For the southpaw Henderson, a former Varner sparring partner, the fight with Cerrone capped a strong 2009 which saw him go 3-0. He should be sharp heading into Sunday night, and may have an edge over Varner, a slow starter, in the early going. But that probably won't last; Varner, a notoriously hard worker in the gym, sparred a ton over the past three months in the hopes that ring rust won't play a factor in his return.
Against Cerrone, Henderson was successful scoring takedowns, which helped him rack up points to secure the decision. Facing Varner, who is without question a superior wrestler to Cerrone, Henderson's continued grappling dominance seems unlikely.
On the feet Varner appears to have an edge. While Henderson is capable, his footwork can get sloppy and the interim belt holder will find himself out of position from time to time. Varner, who was hailed by his trainer
Can Henderson, who fights and trains out of The Lab in Glendale, Ariz., outwrestle Varner?
For Assuncao, Faber represents a serious step up in competition. He's clearly ready for it, though it's difficult to tell how good he is at 145 pounds considering this is the first time he's face a truly world-class competitor. Most of Assuncao's success has come against "finesse" grapplers -- an antonym for any appropriate description of Sunday's challenge.
Is Assuncao good enough to handle Faber's speed, power, aggression and deep energy reserves? Probably not.
Both Jansen and Shalorus carry quality records into the cage, with the idea that the winner could be on the short list to get a crack at Varner or Henderson. Both can wrestle, though Shalorus -- an Iranian national now living in Austin, Texas -- has a much higher pedigree considering he represented the UK at the 2004 Olympics.

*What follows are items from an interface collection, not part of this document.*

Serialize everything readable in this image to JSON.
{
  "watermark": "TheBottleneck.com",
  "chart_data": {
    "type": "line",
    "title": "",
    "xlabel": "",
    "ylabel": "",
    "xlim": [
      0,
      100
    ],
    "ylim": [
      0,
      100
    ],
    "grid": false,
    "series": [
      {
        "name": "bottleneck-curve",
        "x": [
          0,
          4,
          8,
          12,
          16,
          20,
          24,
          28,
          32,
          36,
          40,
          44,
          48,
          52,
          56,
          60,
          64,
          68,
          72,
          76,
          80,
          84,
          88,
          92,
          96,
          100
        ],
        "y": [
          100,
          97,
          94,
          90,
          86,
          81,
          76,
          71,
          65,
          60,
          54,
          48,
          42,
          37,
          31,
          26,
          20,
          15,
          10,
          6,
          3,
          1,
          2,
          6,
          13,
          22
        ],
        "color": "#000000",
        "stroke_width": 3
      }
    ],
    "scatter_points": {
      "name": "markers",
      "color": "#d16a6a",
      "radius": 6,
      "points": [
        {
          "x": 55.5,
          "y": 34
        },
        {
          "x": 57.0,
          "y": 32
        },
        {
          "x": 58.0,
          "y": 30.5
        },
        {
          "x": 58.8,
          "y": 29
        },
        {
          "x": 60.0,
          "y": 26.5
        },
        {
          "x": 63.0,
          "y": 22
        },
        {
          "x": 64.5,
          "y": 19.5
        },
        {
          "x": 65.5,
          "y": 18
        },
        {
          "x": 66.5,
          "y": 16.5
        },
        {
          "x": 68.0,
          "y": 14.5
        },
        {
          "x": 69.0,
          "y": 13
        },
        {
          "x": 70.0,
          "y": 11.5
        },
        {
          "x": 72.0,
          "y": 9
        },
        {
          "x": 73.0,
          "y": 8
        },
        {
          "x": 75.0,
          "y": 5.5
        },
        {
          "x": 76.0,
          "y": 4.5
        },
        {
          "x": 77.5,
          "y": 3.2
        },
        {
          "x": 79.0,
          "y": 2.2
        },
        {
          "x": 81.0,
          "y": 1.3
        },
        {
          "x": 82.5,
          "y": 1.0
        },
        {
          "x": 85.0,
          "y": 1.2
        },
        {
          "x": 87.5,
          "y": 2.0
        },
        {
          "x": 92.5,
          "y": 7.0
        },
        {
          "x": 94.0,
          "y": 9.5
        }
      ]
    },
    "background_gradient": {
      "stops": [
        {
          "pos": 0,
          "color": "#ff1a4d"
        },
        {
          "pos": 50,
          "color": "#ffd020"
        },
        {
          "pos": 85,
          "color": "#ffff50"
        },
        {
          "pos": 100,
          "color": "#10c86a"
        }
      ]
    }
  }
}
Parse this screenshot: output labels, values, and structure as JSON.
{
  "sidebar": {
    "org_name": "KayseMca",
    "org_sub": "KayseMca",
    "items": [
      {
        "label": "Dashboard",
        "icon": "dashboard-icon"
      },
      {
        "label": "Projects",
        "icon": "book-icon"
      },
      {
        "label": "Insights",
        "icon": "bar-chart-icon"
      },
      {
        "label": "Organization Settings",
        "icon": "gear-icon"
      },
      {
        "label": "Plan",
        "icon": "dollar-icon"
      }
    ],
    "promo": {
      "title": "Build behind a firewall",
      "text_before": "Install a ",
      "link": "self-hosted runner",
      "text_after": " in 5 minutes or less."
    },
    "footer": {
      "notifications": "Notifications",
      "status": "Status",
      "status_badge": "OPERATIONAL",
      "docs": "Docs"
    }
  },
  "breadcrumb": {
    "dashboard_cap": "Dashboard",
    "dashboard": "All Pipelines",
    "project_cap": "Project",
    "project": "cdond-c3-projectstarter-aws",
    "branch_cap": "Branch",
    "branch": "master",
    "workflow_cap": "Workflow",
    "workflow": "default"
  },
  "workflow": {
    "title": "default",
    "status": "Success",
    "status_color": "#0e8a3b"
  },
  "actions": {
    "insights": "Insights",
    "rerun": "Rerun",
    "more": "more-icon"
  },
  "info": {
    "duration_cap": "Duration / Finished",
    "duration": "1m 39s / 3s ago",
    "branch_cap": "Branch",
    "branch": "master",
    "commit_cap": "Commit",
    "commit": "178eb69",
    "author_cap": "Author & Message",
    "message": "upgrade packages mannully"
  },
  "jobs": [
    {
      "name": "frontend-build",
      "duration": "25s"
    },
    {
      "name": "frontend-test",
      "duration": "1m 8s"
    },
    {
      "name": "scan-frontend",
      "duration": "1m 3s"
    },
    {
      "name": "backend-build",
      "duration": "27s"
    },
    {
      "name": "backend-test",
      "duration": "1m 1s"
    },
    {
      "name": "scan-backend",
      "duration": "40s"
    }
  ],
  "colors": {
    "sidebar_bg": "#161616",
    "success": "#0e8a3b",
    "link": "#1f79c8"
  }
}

The winner here is someone to watch. Though it's tough to discount Jansen's experience -- both in the cage and at Team Quest in Gresham, Ore. --
The Maynard he faces Monday is a totally different threat. The lanky younger brother to enigmatic Strikeforce-signed contender Nick Diaz, Nate remains dangerous with submissions, and he brings a punches-in-bunches striking style. But he has been exposed against stronger wrestlers in two of his last three fights. That does not bode well against Maynard, who upgraded his submission and striking games significantly over the past three years to compliment a powerful wrestling base, and now appears ready to take a crack at the UFC lightweight title.
Rumors persist that regardless of Maynard's performance on Monday (9 p.m. ET/PT, Spike TV), the next shot against
The pace and look of the fight will be determined by Maynard. It's unlikely Diaz can take him down, so expect a mostly stand-up affair. Diaz, the fourth consecutive southpaw opponent for Maynard, could present problems on the feet with his length and unorthodox angles.
Escudero, winner of Season 8 of
Dunham, too, is worthy of praise. He prefers submissions, though the Oregonian, who trains with
Together, he and Escudero should make for a fun, competitive fight.